Today marks the 204th Anniversary of the release of Jane Austen’s Pride and Prejudice, and in my humble opinion, the world is a better place for having read Austen’s most popular work.
|Publisher||T. Egerton, Whitehall|
|28 January 1813|
|Media type||Print (Hardback, 3 volumes)|
After her death, during the nineteenth-century romantic period, Austen was often looked upon with begrudging admiration, as her elevation of intelligence over feeling contradicted the romantic temperament. Toward the end of the nineteenth century, however, Austen’s reputation rose considerably, and she gradually gained an enthusiastic cult of admirers that were known as the “Janeites.” In America, Austen was little known before 1900, but by mid-century she was receiving more critical attention there than in England.

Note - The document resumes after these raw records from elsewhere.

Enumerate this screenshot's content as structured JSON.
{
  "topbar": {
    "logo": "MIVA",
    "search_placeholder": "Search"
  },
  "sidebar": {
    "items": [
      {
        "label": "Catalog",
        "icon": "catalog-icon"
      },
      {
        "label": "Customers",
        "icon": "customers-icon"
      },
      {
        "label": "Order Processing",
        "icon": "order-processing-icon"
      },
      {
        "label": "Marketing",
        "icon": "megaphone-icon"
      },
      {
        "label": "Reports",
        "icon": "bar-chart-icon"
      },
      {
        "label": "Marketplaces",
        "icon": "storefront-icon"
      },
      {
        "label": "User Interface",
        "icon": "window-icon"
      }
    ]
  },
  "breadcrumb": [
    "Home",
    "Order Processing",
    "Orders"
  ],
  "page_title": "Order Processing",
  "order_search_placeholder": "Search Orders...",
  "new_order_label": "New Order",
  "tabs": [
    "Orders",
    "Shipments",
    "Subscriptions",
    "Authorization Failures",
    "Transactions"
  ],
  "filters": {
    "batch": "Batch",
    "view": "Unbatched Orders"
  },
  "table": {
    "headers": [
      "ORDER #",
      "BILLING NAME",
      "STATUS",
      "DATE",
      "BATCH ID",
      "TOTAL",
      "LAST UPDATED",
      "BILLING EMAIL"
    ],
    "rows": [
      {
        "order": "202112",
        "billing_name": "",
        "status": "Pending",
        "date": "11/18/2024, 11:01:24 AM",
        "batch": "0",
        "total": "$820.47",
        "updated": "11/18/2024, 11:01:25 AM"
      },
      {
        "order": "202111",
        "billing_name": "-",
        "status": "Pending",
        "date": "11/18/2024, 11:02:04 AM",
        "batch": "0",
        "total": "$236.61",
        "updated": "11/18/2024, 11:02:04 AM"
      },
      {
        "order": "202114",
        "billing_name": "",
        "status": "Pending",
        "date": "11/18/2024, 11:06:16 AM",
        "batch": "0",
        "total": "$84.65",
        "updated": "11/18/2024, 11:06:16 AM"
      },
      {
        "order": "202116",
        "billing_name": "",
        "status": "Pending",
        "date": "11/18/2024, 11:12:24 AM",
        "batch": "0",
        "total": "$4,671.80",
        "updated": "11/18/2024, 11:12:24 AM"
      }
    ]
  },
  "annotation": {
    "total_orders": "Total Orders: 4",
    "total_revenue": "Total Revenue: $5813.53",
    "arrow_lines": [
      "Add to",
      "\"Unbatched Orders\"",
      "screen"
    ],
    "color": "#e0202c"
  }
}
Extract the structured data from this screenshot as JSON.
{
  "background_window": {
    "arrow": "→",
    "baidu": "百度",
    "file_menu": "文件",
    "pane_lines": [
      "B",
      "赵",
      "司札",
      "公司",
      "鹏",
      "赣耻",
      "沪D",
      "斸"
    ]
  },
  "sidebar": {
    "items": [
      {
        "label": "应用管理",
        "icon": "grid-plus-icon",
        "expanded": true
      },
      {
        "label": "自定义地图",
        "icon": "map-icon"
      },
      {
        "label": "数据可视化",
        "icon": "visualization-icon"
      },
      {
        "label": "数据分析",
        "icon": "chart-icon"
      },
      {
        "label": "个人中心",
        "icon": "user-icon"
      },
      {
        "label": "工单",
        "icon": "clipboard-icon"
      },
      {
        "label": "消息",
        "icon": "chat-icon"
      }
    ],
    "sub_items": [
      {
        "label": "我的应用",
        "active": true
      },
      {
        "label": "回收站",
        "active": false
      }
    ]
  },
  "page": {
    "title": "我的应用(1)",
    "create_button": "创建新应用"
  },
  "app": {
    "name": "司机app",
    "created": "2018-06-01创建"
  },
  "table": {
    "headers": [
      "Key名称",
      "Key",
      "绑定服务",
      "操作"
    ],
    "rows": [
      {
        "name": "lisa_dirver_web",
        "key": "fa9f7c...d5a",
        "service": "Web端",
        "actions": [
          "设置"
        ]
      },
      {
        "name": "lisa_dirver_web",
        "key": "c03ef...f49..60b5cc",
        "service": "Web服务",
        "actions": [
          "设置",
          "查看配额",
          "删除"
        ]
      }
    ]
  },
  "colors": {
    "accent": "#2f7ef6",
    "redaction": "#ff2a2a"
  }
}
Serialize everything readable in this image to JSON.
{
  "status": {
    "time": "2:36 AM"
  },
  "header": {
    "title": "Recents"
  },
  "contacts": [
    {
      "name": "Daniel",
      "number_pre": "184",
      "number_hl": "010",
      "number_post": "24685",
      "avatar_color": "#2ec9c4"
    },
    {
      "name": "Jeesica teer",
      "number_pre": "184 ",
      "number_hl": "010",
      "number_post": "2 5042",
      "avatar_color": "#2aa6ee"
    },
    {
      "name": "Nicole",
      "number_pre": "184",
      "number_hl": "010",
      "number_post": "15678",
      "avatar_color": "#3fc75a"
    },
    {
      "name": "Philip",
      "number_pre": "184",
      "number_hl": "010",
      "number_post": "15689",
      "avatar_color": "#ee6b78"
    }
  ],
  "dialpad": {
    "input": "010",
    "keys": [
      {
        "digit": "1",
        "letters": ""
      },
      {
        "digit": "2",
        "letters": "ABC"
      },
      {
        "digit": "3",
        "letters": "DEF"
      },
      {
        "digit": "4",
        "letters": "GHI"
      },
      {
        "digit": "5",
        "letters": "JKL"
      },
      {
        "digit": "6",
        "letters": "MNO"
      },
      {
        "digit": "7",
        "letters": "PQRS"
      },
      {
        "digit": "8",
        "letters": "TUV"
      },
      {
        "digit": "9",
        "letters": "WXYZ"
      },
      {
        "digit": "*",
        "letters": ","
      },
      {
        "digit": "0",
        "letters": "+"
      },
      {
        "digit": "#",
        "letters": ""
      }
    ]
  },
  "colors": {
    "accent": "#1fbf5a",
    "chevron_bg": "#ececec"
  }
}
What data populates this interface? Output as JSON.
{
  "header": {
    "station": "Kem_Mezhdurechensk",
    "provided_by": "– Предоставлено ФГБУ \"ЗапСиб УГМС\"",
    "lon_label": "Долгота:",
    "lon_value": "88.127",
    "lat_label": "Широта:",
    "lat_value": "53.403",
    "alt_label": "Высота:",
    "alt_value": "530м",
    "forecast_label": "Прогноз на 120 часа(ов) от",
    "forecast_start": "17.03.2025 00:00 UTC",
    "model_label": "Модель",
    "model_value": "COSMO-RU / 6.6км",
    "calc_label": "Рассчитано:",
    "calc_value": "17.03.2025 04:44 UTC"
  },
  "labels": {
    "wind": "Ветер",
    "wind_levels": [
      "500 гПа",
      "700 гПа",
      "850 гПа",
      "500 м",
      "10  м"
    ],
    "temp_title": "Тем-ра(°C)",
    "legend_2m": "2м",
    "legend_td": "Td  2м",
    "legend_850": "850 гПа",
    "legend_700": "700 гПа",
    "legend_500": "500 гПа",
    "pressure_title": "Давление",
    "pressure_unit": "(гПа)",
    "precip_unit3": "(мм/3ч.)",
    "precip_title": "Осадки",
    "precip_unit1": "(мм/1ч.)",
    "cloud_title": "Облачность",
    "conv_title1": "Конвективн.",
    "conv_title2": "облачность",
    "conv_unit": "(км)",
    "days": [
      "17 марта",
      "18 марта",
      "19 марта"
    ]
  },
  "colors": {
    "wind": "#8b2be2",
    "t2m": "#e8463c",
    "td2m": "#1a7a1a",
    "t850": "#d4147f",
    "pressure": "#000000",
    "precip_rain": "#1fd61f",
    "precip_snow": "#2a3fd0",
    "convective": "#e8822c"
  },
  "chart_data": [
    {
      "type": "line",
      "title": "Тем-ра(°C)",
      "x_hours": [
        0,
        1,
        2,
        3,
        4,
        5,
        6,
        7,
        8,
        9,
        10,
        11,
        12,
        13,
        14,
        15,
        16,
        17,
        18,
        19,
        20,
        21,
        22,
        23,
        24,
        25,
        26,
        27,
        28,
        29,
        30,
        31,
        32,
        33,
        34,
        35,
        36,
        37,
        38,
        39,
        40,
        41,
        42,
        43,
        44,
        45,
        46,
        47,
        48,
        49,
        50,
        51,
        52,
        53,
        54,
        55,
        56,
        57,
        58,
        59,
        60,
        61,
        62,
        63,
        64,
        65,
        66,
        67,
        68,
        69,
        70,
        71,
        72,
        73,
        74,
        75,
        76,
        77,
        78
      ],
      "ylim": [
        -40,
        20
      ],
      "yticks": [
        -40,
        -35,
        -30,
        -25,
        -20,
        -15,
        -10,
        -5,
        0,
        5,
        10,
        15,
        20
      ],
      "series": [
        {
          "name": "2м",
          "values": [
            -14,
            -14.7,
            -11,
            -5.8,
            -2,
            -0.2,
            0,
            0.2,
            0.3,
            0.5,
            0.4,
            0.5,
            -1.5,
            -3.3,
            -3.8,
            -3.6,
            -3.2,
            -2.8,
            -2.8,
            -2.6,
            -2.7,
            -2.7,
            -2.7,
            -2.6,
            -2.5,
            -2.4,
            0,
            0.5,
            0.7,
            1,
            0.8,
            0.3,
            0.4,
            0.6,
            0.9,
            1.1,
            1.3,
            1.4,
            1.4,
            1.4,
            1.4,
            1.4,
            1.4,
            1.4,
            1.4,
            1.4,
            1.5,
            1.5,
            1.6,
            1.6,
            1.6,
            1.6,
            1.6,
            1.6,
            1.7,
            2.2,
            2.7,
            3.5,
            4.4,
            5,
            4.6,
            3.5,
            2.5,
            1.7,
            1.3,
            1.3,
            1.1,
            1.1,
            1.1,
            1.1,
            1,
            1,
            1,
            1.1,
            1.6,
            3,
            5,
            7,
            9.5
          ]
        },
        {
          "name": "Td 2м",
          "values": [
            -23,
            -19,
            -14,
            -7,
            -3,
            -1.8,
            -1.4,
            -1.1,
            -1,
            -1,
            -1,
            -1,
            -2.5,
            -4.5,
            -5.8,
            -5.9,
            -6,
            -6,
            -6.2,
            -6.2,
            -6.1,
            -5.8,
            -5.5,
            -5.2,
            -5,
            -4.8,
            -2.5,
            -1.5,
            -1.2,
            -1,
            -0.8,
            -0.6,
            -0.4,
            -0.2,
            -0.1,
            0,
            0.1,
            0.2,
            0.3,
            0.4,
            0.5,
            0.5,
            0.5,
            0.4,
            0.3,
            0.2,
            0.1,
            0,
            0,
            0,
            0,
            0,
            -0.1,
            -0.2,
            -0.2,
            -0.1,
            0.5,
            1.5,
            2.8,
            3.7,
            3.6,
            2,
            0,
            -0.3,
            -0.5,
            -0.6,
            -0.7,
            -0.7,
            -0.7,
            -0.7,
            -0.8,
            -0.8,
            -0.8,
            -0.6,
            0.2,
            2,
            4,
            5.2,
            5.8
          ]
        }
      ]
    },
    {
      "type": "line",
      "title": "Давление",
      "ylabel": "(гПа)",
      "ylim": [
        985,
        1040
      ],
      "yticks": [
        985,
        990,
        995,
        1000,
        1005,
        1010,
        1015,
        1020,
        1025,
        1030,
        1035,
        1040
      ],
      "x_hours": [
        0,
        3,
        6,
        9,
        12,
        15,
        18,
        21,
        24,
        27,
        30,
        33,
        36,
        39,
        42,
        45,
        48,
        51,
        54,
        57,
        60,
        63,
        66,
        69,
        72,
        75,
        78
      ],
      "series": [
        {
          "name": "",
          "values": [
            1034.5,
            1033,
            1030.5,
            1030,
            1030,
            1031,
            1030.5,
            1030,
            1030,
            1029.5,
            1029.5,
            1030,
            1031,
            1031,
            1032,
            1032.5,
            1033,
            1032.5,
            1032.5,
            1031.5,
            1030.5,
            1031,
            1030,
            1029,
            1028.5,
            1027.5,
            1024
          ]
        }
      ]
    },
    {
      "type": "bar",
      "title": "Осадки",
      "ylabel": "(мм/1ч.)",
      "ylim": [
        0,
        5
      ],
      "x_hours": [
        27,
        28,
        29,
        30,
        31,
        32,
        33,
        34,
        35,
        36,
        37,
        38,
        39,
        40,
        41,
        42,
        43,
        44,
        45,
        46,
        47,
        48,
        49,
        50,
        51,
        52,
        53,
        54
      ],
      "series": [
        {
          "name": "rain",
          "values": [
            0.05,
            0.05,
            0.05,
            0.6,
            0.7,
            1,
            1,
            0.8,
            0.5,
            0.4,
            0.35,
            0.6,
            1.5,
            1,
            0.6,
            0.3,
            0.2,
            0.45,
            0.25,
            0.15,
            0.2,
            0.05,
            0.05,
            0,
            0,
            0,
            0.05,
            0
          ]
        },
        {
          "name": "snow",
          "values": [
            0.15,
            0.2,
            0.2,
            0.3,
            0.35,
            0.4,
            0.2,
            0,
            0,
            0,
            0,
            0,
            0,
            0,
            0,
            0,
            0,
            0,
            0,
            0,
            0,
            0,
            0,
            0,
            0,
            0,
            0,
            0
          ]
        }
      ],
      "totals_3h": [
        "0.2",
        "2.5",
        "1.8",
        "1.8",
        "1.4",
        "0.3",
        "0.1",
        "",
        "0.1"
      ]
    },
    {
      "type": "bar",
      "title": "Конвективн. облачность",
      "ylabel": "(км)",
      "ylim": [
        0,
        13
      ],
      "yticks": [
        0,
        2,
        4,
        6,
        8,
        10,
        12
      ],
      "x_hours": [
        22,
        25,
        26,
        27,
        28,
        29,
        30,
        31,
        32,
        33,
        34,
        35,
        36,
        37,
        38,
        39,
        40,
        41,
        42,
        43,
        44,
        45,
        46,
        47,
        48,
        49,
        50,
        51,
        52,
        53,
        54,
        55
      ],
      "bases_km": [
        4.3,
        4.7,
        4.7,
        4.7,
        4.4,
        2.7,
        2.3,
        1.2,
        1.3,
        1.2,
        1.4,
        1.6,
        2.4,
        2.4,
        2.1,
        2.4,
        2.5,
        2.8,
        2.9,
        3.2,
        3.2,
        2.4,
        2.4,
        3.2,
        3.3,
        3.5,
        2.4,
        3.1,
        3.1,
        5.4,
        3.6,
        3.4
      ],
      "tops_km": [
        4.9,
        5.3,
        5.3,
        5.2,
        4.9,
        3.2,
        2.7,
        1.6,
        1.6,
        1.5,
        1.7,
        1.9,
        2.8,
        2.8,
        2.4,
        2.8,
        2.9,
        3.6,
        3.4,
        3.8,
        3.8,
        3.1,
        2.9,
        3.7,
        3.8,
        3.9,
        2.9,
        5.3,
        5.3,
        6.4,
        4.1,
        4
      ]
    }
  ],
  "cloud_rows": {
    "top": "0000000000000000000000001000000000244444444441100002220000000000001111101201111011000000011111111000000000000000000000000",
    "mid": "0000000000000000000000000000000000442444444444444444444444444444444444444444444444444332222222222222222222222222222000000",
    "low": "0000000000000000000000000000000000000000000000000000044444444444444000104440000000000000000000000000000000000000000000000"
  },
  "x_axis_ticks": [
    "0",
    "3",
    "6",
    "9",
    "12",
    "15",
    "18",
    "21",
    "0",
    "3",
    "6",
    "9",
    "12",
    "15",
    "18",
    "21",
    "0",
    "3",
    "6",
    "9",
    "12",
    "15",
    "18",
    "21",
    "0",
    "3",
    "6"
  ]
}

In the last decades of the twentieth century, Austen and her works received considerable attention from the general public: Most of her novels were adapted into films, modern novelists wrote sequels to Pride and Prejudice and endings to Sandition, and a mystery series was even developed with Jane Austen herself as the heroine.